ACTIVITY:
Say how many lines below hold the word "value"; give the number by itself.

PROVIDED DATA:
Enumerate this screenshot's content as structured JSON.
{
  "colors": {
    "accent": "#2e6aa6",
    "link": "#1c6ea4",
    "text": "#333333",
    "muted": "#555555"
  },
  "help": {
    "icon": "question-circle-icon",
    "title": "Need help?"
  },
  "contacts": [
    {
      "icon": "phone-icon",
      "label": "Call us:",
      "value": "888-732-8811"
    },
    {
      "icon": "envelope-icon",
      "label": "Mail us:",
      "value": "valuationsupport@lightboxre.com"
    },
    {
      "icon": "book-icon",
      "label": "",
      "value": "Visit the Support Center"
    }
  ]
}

ANSWER BOX:
3